How important are teeth?
Our expectations for keeping our teeth have increased in recent years. Teeth have been considered by the people as a ‘lesser organ’, easily removable should a problem arise. This is maybe because of the number of teeth we have, but the impact increases the closer to the front of the mouth we get.
Traditional tooth replacements include dentures and bridges, however more recently implants have come to the fore, for replacing single or multiple gaps. The problem is implants are often portrayed as a golden bullet with limited disadvantages. It is not uncommon for compromised natural teeth to be removed in favour of implants. This follows the mistaken belief that implants will last forever.
Don’t get me wrong, implants are excellent, but statistically their long-term survival rates are not as good as well-treated compromised teeth such as those with gum disease or teeth requiring root fillings. Removing a tooth should only be as an absolute last resort. The value of a tooth is more than the cost of the replacement, it is the loss of a bodily organ.

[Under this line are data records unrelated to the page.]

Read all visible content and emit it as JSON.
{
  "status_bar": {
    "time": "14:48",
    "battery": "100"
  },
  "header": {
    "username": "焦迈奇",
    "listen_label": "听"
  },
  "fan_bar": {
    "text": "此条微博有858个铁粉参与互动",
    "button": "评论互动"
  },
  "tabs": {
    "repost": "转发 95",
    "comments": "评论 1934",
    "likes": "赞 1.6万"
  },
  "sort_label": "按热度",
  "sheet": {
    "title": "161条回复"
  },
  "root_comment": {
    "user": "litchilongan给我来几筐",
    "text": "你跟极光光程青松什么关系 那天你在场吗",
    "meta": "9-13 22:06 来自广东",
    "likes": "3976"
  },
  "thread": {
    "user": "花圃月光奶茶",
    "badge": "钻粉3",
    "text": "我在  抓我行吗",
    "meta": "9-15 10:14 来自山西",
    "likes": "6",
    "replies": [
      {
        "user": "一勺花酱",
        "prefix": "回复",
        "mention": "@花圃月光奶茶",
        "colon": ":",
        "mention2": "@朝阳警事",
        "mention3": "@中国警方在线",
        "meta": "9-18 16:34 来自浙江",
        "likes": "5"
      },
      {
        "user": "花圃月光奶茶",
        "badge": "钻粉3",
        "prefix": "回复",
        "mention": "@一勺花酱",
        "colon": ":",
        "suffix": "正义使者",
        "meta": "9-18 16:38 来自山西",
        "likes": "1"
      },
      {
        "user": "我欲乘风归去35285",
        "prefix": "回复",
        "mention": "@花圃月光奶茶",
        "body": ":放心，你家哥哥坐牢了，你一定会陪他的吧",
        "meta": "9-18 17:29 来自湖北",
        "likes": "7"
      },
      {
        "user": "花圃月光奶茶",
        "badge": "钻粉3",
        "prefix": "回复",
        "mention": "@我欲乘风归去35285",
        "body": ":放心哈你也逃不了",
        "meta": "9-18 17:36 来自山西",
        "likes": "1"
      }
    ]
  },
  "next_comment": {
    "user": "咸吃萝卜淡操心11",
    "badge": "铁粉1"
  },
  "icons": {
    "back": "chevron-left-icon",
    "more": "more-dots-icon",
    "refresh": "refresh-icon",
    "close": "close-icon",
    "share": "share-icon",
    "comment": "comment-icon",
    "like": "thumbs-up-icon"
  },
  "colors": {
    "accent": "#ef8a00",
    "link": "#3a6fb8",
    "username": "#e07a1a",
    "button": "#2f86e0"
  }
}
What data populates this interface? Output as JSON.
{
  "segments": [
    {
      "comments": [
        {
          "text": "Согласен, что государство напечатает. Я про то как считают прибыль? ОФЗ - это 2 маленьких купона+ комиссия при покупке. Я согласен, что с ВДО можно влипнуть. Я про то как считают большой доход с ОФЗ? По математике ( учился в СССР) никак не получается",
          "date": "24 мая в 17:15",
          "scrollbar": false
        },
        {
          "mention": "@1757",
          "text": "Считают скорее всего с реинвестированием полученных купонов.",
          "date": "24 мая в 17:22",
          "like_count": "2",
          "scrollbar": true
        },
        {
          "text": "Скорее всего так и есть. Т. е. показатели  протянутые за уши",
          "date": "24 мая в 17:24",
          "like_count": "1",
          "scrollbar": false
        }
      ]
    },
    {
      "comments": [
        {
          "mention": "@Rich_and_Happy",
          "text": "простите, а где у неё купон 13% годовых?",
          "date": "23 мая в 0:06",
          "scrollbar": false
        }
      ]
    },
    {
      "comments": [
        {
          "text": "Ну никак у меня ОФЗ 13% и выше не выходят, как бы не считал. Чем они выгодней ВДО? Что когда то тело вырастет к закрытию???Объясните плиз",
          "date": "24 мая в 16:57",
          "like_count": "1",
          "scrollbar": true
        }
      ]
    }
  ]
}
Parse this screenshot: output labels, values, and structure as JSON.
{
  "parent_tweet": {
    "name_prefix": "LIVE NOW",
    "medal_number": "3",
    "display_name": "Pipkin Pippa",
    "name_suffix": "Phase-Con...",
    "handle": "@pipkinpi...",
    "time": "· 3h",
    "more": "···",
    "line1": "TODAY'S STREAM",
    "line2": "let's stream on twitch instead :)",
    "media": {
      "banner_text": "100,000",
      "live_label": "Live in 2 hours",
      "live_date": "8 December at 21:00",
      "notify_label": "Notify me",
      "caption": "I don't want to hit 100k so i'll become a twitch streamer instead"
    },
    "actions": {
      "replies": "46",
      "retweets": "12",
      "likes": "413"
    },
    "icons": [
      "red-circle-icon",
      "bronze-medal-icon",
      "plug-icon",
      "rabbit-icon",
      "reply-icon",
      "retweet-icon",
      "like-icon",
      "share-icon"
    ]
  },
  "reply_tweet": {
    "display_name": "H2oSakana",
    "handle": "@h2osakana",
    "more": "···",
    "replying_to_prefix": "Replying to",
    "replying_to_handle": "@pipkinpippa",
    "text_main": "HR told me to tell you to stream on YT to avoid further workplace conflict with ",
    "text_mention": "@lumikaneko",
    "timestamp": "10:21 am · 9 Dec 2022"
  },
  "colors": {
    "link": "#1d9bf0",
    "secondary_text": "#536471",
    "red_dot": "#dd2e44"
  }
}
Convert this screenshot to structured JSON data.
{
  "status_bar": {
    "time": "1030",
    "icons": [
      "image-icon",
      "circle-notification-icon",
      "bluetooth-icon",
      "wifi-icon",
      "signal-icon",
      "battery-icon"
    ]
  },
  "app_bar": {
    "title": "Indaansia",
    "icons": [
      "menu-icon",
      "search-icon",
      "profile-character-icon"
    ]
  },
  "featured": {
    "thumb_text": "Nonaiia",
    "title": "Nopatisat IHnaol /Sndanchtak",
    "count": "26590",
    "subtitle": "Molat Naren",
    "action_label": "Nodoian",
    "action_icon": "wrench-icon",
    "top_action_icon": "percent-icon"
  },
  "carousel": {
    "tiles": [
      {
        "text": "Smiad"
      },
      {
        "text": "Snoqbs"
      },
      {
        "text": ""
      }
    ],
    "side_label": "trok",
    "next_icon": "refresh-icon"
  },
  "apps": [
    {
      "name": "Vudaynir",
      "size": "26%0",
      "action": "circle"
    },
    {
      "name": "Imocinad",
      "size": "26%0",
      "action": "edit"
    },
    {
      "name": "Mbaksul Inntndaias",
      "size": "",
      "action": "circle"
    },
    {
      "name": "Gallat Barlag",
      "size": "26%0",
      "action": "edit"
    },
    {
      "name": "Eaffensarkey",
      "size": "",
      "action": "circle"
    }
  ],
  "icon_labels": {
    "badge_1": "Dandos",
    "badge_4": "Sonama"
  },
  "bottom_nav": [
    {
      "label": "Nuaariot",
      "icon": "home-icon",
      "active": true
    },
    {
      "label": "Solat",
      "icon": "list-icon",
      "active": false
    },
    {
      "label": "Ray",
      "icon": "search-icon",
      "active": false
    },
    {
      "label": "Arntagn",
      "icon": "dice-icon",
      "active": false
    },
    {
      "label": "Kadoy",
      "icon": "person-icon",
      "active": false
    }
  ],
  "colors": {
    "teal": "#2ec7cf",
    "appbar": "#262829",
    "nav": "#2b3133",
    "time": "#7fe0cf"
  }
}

As we have the ability to restore more heavily compromised teeth with biomimetic dentistry, we should see these teeth last many more years.